Source: The State (SC), November 2, 2013
Posted on: http://envfpn.advisen.com
State Attorney General Alan Wilson has revived criticism in South Carolina against new controls on greenhouse gas pollution, but his remarks this week drew a sharp response from one of the nation’s leading environmental groups.
John Walke, who tracks air issues for the Natural Resources Defense Council, said Friday that Wilson is misleading the public in suggesting that businesses will have an undue burden complying with the greenhouse gas requirements. Walke said the rules will not affect most businesses, but a relatively small number of large factories and power plants — and only if they plan to expand.
This week, Wilson told a Gannett news reporter in Washington that the new federal rules “make it unbearable for businesses to grow their facilities because of the onerous regulations imposed by the” U.S. Environmental Protection Agency. He was not available Friday for further comment, but a spokesman said Wilson stands by his comments.
Walke, a South Carolina native, said the attorney general is trying to score political points.
“This is ideological grandstanding to blow this case up into something more than it is,” Walke said. “I’m from South Carolina so I recognize politicians’ (motivations).”
Wilson is among a handful of state attorneys general who have joined a lawsuit challenging the rules that would regulate greenhouse gases, including carbon dioxide.
These gases contribute to global warming and many environmental groups have pushed to control the pollution. But industries, some of which question the reality of global warming, say the regulations will be too expensive for them.
Last month, the U.S. Supreme Court reaffirmed past decisions that upheld the government’s authority to regulate greenhouse gases under the Clean Air Act, but agreed to hear limited arguments against the greenhouse gas rules. The court will hear legal points on issuing permits, according to the NRDC.
“To claim that this case will relieve burdens on all businesses and that the rules are an economic threat is just incorrect and a misrepresentation,” Walke said, noting that many opponents of the rules are making the same arguments.
Wilson’s statements this week are nothing new in South Carolina. Three years ago, U.S. Sen. Lindsey Graham, R-S.C., blasted the EPA’s rules, saying they were too strict. He and the S.C. Department of Health and Environmental Control held a public meeting in 2010 in which they said the rules could have far-reaching impacts, including regulating apartment complexes, churches, restaurants and family farms.

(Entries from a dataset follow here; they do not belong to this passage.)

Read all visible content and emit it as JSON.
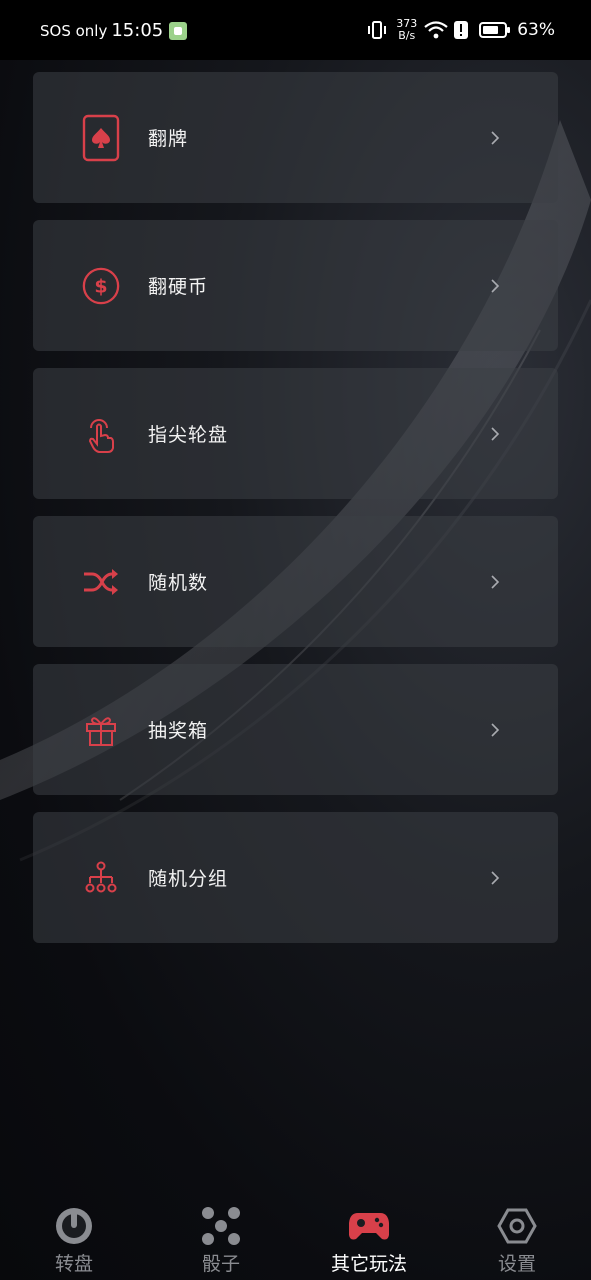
{
  "status_bar": {
    "carrier": "SOS only",
    "time": "15:05",
    "net_speed_value": "373",
    "net_speed_unit": "B/s",
    "battery_percent": "63%"
  },
  "menu": {
    "items": [
      {
        "label": "翻牌",
        "icon": "card-icon"
      },
      {
        "label": "翻硬币",
        "icon": "coin-icon"
      },
      {
        "label": "指尖轮盘",
        "icon": "finger-tap-icon"
      },
      {
        "label": "随机数",
        "icon": "shuffle-icon"
      },
      {
        "label": "抽奖箱",
        "icon": "gift-icon"
      },
      {
        "label": "随机分组",
        "icon": "group-tree-icon"
      }
    ]
  },
  "bottom_nav": {
    "items": [
      {
        "label": "转盘",
        "icon": "wheel-icon",
        "active": false
      },
      {
        "label": "骰子",
        "icon": "dice-icon",
        "active": false
      },
      {
        "label": "其它玩法",
        "icon": "gamepad-icon",
        "active": true
      },
      {
        "label": "设置",
        "icon": "hexagon-settings-icon",
        "active": false
      }
    ]
  },
  "colors": {
    "accent": "#d8404a",
    "nav_inactive": "#8a8c91",
    "card_bg": "#2f3238"
  }
}
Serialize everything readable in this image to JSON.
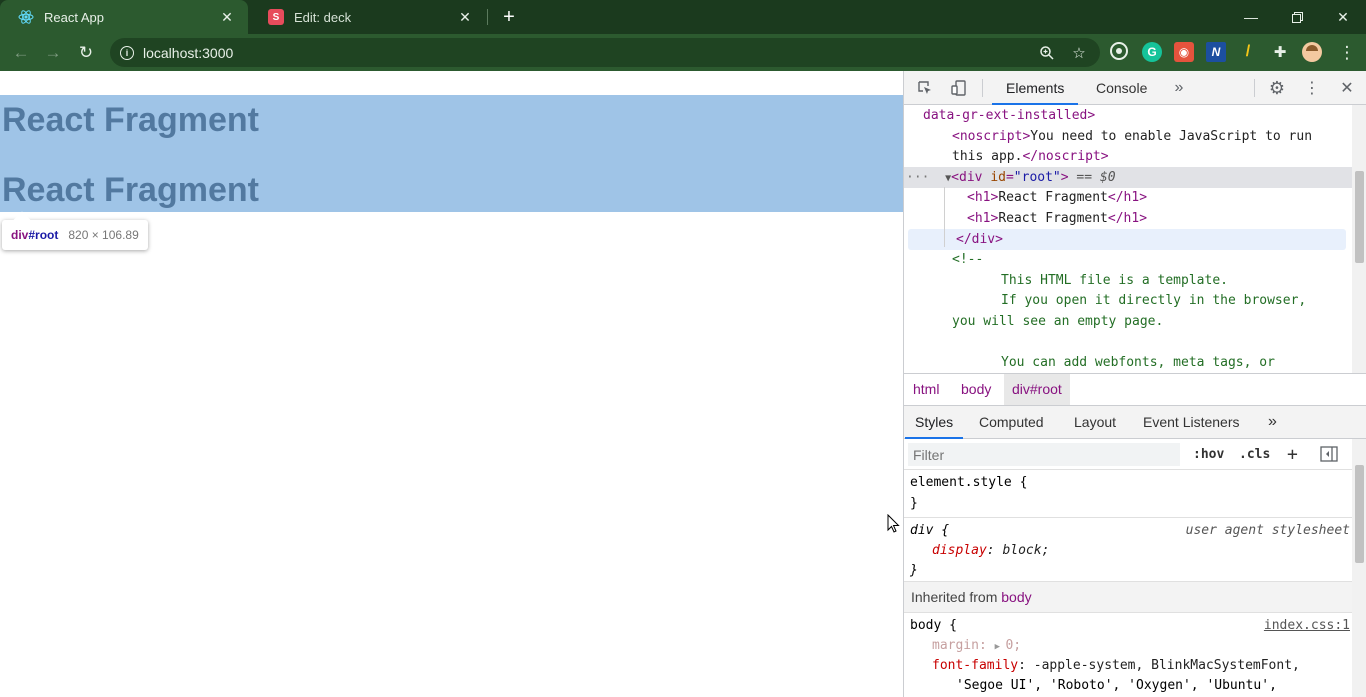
{
  "browser": {
    "tabs": [
      {
        "title": "React App",
        "favicon": "react-icon",
        "active": true
      },
      {
        "title": "Edit: deck",
        "favicon": "s-letter-icon",
        "favicon_letter": "S",
        "active": false
      }
    ],
    "url": "localhost:3000",
    "accent": "#2c5a2f",
    "tabstrip_color": "#1b3a1e"
  },
  "page": {
    "headings": [
      "React Fragment",
      "React Fragment"
    ],
    "highlight_color": "#9fc4e7",
    "tooltip": {
      "tag": "div",
      "id": "#root",
      "dims": "820 × 106.89"
    }
  },
  "devtools": {
    "tabs": [
      "Elements",
      "Console"
    ],
    "active_tab": "Elements",
    "dom_lines": {
      "l1": "data-gr-ext-installed>",
      "l2_open": "<noscript>",
      "l2_text": "You need to enable JavaScript to run",
      "l3_text": "this app.",
      "l3_close": "</noscript>",
      "l4_tag_open": "<div",
      "l4_attr": "id",
      "l4_val": "\"root\"",
      "l4_close": ">",
      "l4_eq": " == ",
      "l4_dollar": "$0",
      "l5_open": "<h1>",
      "l5_text": "React Fragment",
      "l5_close": "</h1>",
      "l6_open": "<h1>",
      "l6_text": "React Fragment",
      "l6_close": "</h1>",
      "l7": "</div>",
      "l8": "<!--",
      "l9": "This HTML file is a template.",
      "l10": "If you open it directly in the browser,",
      "l11": "you will see an empty page.",
      "l12": "You can add webfonts, meta tags, or"
    },
    "breadcrumbs": [
      "html",
      "body",
      "div#root"
    ],
    "styles_tabs": [
      "Styles",
      "Computed",
      "Layout",
      "Event Listeners"
    ],
    "filter_placeholder": "Filter",
    "hov_label": ":hov",
    "cls_label": ".cls",
    "rules": {
      "element_style_open": "element.style {",
      "element_style_close": "}",
      "div_selector": "div",
      "div_brace": " {",
      "div_source": "user agent stylesheet",
      "div_prop": "display",
      "div_val": "block;",
      "div_close": "}",
      "inherited_label": "Inherited from ",
      "inherited_from": "body",
      "body_selector": "body {",
      "body_source": "index.css:1",
      "margin_prop": "margin",
      "margin_val": "0;",
      "font_prop": "font-family",
      "font_val": "-apple-system, BlinkMacSystemFont,",
      "font_val2": "'Segoe UI', 'Roboto', 'Oxygen', 'Ubuntu',"
    }
  }
}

But in a 2010 interview with The State, then-U.S. EPA administrator Lisa Jackson said the rules would apply to major sources of greenhouse gas pollution and were not intended to affect small businesses.
The EPA’s greenhouse gas rules apply only to facilities that release 100,000 metric tons or more of the gases each year.
In South Carolina last year, fewer than half of the 112 large facilities that release greenhouse gases exceeded that level, according to a story Friday in The Greenville News. Last year in South Carolina, more than 43 million metric tons of carbon dioxide and other greenhouse gases were released by the 112 facilities, according to the story.
“Government is like a rubber band, and if they feel the band is about to break, they let up,” Wilson was quoted as saying. “They concede temporarily, and two years from now they will up that standard.”